[Opening Provided records section]

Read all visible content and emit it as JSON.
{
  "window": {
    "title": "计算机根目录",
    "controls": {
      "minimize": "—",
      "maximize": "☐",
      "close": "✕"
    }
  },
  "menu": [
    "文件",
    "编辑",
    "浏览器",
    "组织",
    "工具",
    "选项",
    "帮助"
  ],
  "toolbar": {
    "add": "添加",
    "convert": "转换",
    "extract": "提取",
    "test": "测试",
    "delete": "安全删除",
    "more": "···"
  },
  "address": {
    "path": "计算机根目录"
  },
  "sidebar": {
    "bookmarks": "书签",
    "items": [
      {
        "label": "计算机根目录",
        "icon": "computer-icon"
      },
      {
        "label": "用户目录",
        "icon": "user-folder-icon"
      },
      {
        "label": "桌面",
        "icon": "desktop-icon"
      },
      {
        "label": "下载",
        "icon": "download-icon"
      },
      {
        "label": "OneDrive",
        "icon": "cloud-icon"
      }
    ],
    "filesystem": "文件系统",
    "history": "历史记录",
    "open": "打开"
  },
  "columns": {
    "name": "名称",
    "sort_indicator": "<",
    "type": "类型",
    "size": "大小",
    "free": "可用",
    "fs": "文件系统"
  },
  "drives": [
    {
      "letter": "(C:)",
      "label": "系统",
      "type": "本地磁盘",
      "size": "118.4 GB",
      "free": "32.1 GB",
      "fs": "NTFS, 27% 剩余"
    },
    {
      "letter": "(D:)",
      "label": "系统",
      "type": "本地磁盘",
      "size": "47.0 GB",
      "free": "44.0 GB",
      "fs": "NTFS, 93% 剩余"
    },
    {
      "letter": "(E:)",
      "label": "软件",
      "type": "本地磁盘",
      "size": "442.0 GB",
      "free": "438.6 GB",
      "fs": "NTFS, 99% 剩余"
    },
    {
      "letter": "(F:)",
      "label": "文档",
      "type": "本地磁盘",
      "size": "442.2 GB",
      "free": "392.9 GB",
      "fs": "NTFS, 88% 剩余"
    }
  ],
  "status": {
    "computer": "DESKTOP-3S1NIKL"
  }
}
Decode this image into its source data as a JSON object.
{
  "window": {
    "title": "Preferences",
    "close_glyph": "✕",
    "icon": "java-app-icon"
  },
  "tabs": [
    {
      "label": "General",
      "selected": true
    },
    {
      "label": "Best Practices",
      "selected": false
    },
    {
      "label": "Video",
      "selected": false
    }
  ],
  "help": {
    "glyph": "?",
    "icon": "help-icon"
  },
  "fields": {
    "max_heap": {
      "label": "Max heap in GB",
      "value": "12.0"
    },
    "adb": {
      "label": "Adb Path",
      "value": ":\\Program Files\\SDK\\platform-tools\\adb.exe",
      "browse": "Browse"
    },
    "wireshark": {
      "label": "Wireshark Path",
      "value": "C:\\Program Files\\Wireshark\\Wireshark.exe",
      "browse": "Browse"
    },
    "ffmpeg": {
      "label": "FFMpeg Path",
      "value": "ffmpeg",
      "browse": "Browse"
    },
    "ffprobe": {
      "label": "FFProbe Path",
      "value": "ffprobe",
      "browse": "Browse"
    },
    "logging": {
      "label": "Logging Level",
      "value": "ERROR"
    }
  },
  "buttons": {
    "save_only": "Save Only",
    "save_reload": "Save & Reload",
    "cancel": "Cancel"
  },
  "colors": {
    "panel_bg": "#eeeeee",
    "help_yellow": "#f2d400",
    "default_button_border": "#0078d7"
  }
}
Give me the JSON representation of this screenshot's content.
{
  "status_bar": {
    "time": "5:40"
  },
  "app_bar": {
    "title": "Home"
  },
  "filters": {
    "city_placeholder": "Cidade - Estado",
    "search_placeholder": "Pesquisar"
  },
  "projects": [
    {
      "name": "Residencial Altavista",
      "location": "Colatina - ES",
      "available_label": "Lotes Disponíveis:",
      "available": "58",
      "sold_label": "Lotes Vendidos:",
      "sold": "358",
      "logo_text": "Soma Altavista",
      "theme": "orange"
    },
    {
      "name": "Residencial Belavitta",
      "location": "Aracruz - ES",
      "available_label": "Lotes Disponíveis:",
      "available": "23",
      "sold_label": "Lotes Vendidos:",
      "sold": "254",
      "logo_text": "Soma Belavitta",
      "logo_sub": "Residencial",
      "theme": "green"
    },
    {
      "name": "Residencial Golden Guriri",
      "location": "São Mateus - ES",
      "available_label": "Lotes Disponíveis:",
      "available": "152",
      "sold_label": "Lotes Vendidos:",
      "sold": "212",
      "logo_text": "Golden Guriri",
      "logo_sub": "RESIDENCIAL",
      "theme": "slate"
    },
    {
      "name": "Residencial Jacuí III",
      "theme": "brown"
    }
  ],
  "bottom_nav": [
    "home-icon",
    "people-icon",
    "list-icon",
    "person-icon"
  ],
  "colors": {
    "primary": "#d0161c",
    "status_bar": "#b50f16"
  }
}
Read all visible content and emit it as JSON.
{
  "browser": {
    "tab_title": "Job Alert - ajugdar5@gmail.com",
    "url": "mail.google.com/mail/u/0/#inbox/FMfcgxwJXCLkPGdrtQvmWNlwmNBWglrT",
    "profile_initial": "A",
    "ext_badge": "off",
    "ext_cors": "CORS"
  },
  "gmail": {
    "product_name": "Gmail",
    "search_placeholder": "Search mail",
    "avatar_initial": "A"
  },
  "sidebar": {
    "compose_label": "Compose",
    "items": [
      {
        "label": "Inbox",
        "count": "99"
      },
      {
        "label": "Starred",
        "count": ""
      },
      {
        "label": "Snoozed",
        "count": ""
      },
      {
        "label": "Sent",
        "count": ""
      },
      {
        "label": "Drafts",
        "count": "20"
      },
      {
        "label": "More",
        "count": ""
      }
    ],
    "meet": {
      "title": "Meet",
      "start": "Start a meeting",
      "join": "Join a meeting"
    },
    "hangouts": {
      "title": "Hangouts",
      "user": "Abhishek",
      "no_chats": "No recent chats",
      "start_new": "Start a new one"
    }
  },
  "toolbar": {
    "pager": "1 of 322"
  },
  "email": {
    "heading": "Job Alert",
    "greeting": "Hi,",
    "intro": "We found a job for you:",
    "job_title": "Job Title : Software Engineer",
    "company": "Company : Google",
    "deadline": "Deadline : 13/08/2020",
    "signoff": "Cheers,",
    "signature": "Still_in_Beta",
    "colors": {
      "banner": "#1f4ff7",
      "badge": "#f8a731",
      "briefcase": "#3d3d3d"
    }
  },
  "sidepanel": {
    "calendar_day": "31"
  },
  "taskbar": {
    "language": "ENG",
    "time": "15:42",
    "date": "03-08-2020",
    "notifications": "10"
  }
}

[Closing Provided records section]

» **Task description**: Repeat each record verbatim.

» **Worked solution**:
Read all visible content and emit it as JSON.
{
  "window": {
    "title": "计算机根目录",
    "controls": {
      "minimize": "—",
      "maximize": "☐",
      "close": "✕"
    }
  },
  "menu": [
    "文件",
    "编辑",
    "浏览器",
    "组织",
    "工具",
    "选项",
    "帮助"
  ],
  "toolbar": {
    "add": "添加",
    "convert": "转换",
    "extract": "提取",
    "test": "测试",
    "delete": "安全删除",
    "more": "···"
  },
  "address": {
    "path": "计算机根目录"
  },
  "sidebar": {
    "bookmarks": "书签",
    "items": [
      {
        "label": "计算机根目录",
        "icon": "computer-icon"
      },
      {
        "label": "用户目录",
        "icon": "user-folder-icon"
      },
      {
        "label": "桌面",
        "icon": "desktop-icon"
      },
      {
        "label": "下载",
        "icon": "download-icon"
      },
      {
        "label": "OneDrive",
        "icon": "cloud-icon"
      }
    ],
    "filesystem": "文件系统",
    "history": "历史记录",
    "open": "打开"
  },
  "columns": {
    "name": "名称",
    "sort_indicator": "<",
    "type": "类型",
    "size": "大小",
    "free": "可用",
    "fs": "文件系统"
  },
  "drives": [
    {
      "letter": "(C:)",
      "label": "系统",
      "type": "本地磁盘",
      "size": "118.4 GB",
      "free": "32.1 GB",
      "fs": "NTFS, 27% 剩余"
    },
    {
      "letter": "(D:)",
      "label": "系统",
      "type": "本地磁盘",
      "size": "47.0 GB",
      "free": "44.0 GB",
      "fs": "NTFS, 93% 剩余"
    },
    {
      "letter": "(E:)",
      "label": "软件",
      "type": "本地磁盘",
      "size": "442.0 GB",
      "free": "438.6 GB",
      "fs": "NTFS, 99% 剩余"
    },
    {
      "letter": "(F:)",
      "label": "文档",
      "type": "本地磁盘",
      "size": "442.2 GB",
      "free": "392.9 GB",
      "fs": "NTFS, 88% 剩余"
    }
  ],
  "status": {
    "computer": "DESKTOP-3S1NIKL"
  }
}
Decode this image into its source data as a JSON object.
{
  "window": {
    "title": "Preferences",
    "close_glyph": "✕",
    "icon": "java-app-icon"
  },
  "tabs": [
    {
      "label": "General",
      "selected": true
    },
    {
      "label": "Best Practices",
      "selected": false
    },
    {
      "label": "Video",
      "selected": false
    }
  ],
  "help": {
    "glyph": "?",
    "icon": "help-icon"
  },
  "fields": {
    "max_heap": {
      "label": "Max heap in GB",
      "value": "12.0"
    },
    "adb": {
      "label": "Adb Path",
      "value": ":\\Program Files\\SDK\\platform-tools\\adb.exe",
      "browse": "Browse"
    },
    "wireshark": {
      "label": "Wireshark Path",
      "value": "C:\\Program Files\\Wireshark\\Wireshark.exe",
      "browse": "Browse"
    },
    "ffmpeg": {
      "label": "FFMpeg Path",
      "value": "ffmpeg",
      "browse": "Browse"
    },
    "ffprobe": {
      "label": "FFProbe Path",
      "value": "ffprobe",
      "browse": "Browse"
    },
    "logging": {
      "label": "Logging Level",
      "value": "ERROR"
    }
  },
  "buttons": {
    "save_only": "Save Only",
    "save_reload": "Save & Reload",
    "cancel": "Cancel"
  },
  "colors": {
    "panel_bg": "#eeeeee",
    "help_yellow": "#f2d400",
    "default_button_border": "#0078d7"
  }
}
Give me the JSON representation of this screenshot's content.
{
  "status_bar": {
    "time": "5:40"
  },
  "app_bar": {
    "title": "Home"
  },
  "filters": {
    "city_placeholder": "Cidade - Estado",
    "search_placeholder": "Pesquisar"
  },
  "projects": [
    {
      "name": "Residencial Altavista",
      "location": "Colatina - ES",
      "available_label": "Lotes Disponíveis:",
      "available": "58",
      "sold_label": "Lotes Vendidos:",
      "sold": "358",
      "logo_text": "Soma Altavista",
      "theme": "orange"
    },
    {
      "name": "Residencial Belavitta",
      "location": "Aracruz - ES",
      "available_label": "Lotes Disponíveis:",
      "available": "23",
      "sold_label": "Lotes Vendidos:",
      "sold": "254",
      "logo_text": "Soma Belavitta",
      "logo_sub": "Residencial",
      "theme": "green"
    },
    {
      "name": "Residencial Golden Guriri",
      "location": "São Mateus - ES",
      "available_label": "Lotes Disponíveis:",
      "available": "152",
      "sold_label": "Lotes Vendidos:",
      "sold": "212",
      "logo_text": "Golden Guriri",
      "logo_sub": "RESIDENCIAL",
      "theme": "slate"
    },
    {
      "name": "Residencial Jacuí III",
      "theme": "brown"
    }
  ],
  "bottom_nav": [
    "home-icon",
    "people-icon",
    "list-icon",
    "person-icon"
  ],
  "colors": {
    "primary": "#d0161c",
    "status_bar": "#b50f16"
  }
}
Read all visible content and emit it as JSON.
{
  "browser": {
    "tab_title": "Job Alert - ajugdar5@gmail.com",
    "url": "mail.google.com/mail/u/0/#inbox/FMfcgxwJXCLkPGdrtQvmWNlwmNBWglrT",
    "profile_initial": "A",
    "ext_badge": "off",
    "ext_cors": "CORS"
  },
  "gmail": {
    "product_name": "Gmail",
    "search_placeholder": "Search mail",
    "avatar_initial": "A"
  },
  "sidebar": {
    "compose_label": "Compose",
    "items": [
      {
        "label": "Inbox",
        "count": "99"
      },
      {
        "label": "Starred",
        "count": ""
      },
      {
        "label": "Snoozed",
        "count": ""
      },
      {
        "label": "Sent",
        "count": ""
      },
      {
        "label": "Drafts",
        "count": "20"
      },
      {
        "label": "More",
        "count": ""
      }
    ],
    "meet": {
      "title": "Meet",
      "start": "Start a meeting",
      "join": "Join a meeting"
    },
    "hangouts": {
      "title": "Hangouts",
      "user": "Abhishek",
      "no_chats": "No recent chats",
      "start_new": "Start a new one"
    }
  },
  "toolbar": {
    "pager": "1 of 322"
  },
  "email": {
    "heading": "Job Alert",
    "greeting": "Hi,",
    "intro": "We found a job for you:",
    "job_title": "Job Title : Software Engineer",
    "company": "Company : Google",
    "deadline": "Deadline : 13/08/2020",
    "signoff": "Cheers,",
    "signature": "Still_in_Beta",
    "colors": {
      "banner": "#1f4ff7",
      "badge": "#f8a731",
      "briefcase": "#3d3d3d"
    }
  },
  "sidepanel": {
    "calendar_day": "31"
  },
  "taskbar": {
    "language": "ENG",
    "time": "15:42",
    "date": "03-08-2020",
    "notifications": "10"
  }
}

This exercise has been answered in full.